[Preamble: now that the ANC has reiterated a call to nationalise the SARB, I wanted to re-share an older post on the ownership of the Reserve Bank. And the ownership of reserve banks in general]

Like any good university student, I was introduced to “The Zeitgeist” movies by a pot-smoking friend who’d seed it with his crew of anarchist buddies. And I guess that university is the time to delve deep into those conspiracy theories about cabals of bankers, the Christ-Horus and the evil machinations of the US government.

And hey, who knows, maybe they’re right.

But I know how difficult it is to manage a team of 80 or so people – and if you want to indulge in these types of conspiracy theories, then you’d have to believe that someone out there is somehow able to manage millions of us (if not billions) without us being aware of it. Except for these suspicious pot-smoking anarchists. Who are somehow able to put their “findings” on Youtube without retribution from the cabals.

Seems unlikely.

But one thing that people keep coming back to is that the Federal Reserve is “privately-owned”.

<insert gasp of horror here>

And so is the South African Reserve Bank.

In fact, so were almost all central banks at some point in time.

The ownership of the South African Reserve Bank

Here’s an extract from the SARB website:

When the Bank was established in 1921, the majority of central banks worldwide had private shareholders (or ‘stockholders’ as they were occasionally called).  A similar structure was introduced in South Africa.

Internationally, however, this approach has changed since the 1930s.  Nationalisation of central banks during the period of economic hardship in the midst of the Great Depression commenced with the nationalisation of the central banks of New Zealand in 1935 and Denmark in 1936.  After World War II in the wake of state ownership of key industries in numerous countries nationalisation of central banks continued.

The structure of shareholding in the Bank has however not been amended since its inception and it is a juristic person in terms of its own Act.  The South African Reserve Bank and seven other central banks (Belgium, Greece, Italy, Japan, Switzerland, Turkey and US) have shareholders other than the governments of their respective countries.


Today the Bank has more than 660 shareholders and its shares are traded on an Over- the-Counter Share Transfer Facility market (OTCSTF market) co-ordinated within the Reserve Bank.
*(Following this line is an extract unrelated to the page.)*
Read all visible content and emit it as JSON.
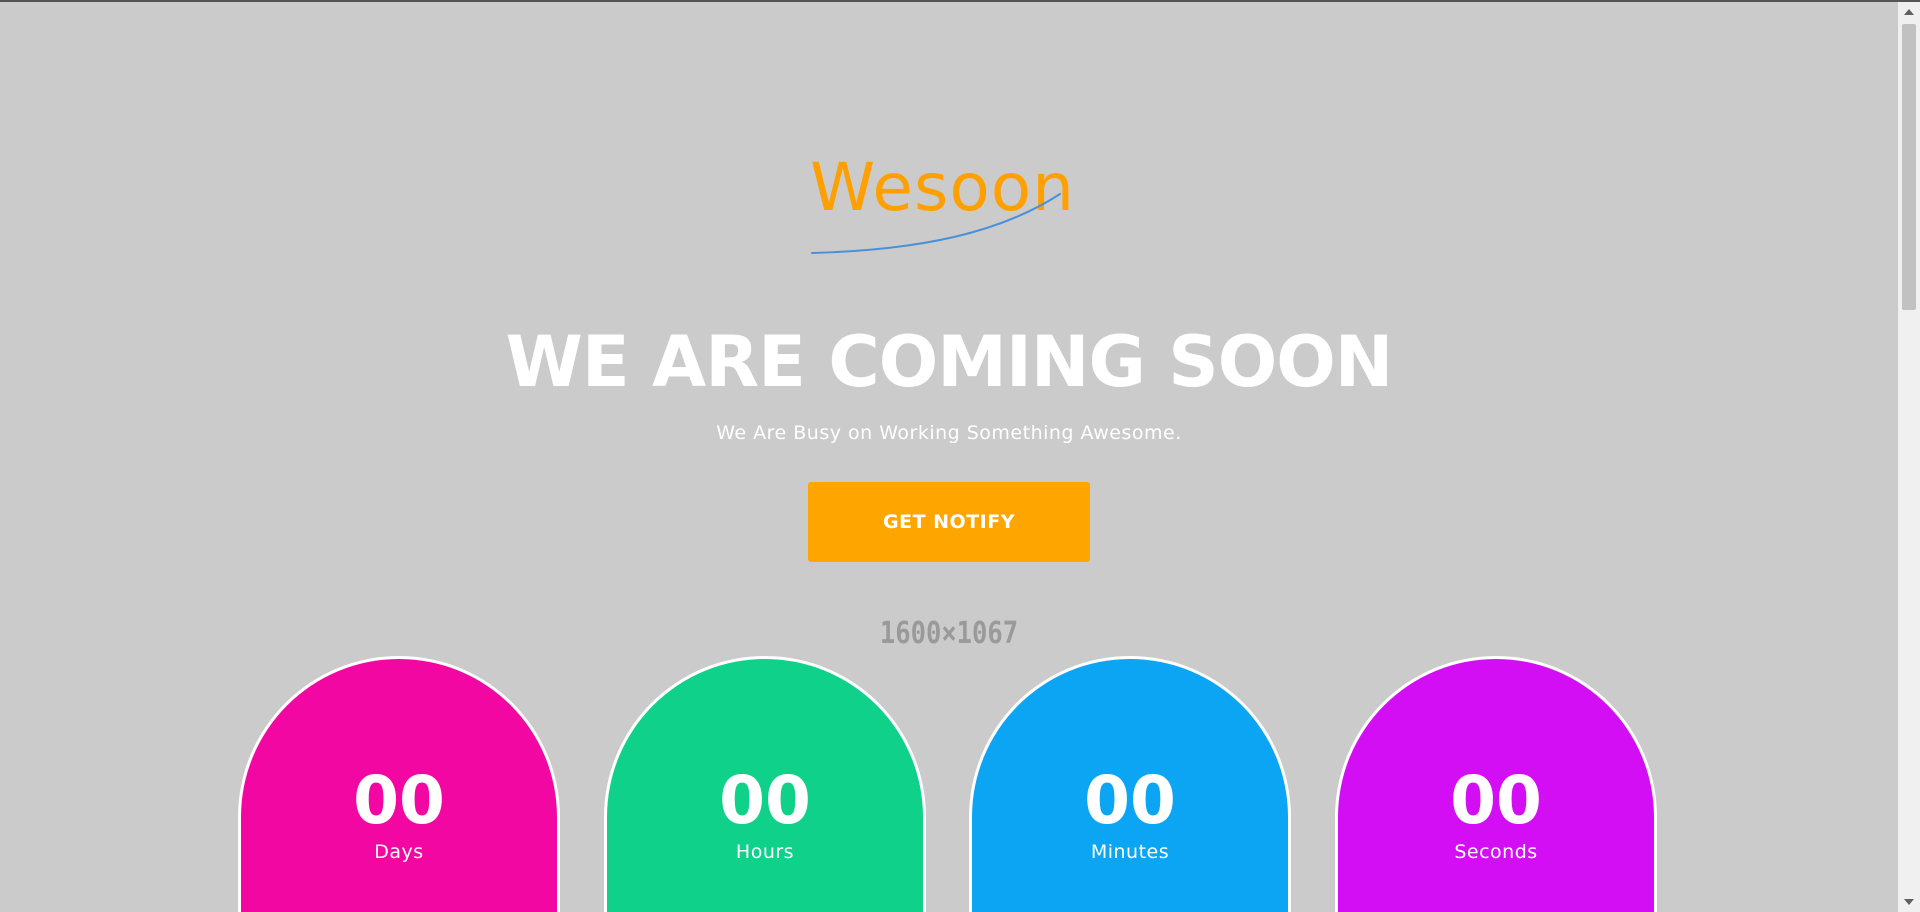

Except for the provision of the SA Reserve Bank Act that no shareholder shall hold, or hold in aggregate with his, her or its associates, more than 10 000 shares of the total number of 2 000 000 issued shares, there is no limitation on shareholding.

After allowing for certain provisions, payment of company tax on profits, transfers to reserves and dividend payments of not more than 10 cents per share to shareholders, the surplus of the Bank’s earnings is paid to the Government. The Bank’s operations are therefore not driven by a profit motive, but by serving the best interests of all the people in South Africa.

The Bank was delisted from the JSE Securities Exchange South Africa on 2 May 2002 and a live trading facility for its shares introduced on 1 October 2005.  The live trading facility operates in terms of the OTCSTF rules.  As such, it is not an on screen trading facility, but rather operates by means of postal, facsimile, hand delivery or e-mail communication only.

Are those Reserve Bank shares really shares though?

To be clear, shares in the SARB are not great investments. And I’m definitely not convinced that we should be calling them shares. Holding a share normally gives you two things:

  1. A right to the company’s profits; and
  2. A say in the company’s affairs (usually, proportional to your ownership percentage).

In the case of the SARB:

  1. Shareholders have no rights to the SARB’s profits – they’re only allowed a 10 cent annual dividend; and
  2. Shareholders have no say at all in the SARB’s operations – those are governed by acts of parliament. And when it comes to SARB management, those are all political appointments.

So if we’re completely honest, SARB “shareholders” are not true shareholders at all. They own a right to a 10 cent stream of income, which basically makes them owners of a small annuity. An annuity which, at its maximum limit, will give the owner R100 per year (don’t forget that your maximum allowed shareholding is 10,000 shares).

And across the SARB’s 2 million shares, we’re talking about an annual payout of R200,000. Which is a rounding error.

In fact, even the Reserve Bank doesn’t think that we’re talking about real owners here. In their financials, their entire list of shareholders is collectively grouped under “non-controlling interest”.

If you’re interested, the full list of shareholders as at 31 January 2016 can be found here. I’m almost tempted to throw R50 into the ring, just so that I can say that I own some shares in the SARB.

What it really means

But it really means nothing. Just some antiquated vestiges of a by-gone age, where people thought that the “independence” of the central bank meant that it could not be owned by the State in name (even if it was State-owned in practice).

The main point is: ownership is not in a stock certificate – ownership is being in control. And if you’re not in control, then you’re not the real owner.

So the SARB is already nationalised.

And why fix what isn’t broken?

Rolling Alpha posts opinions on finance, economics, and sometimes things that are only loosely related. Follow me on Twitter @RollingAlpha, and on Facebook at www.facebook.com/rollingalpha. Also, check out the RA podcast on iTunes: The Story of Money.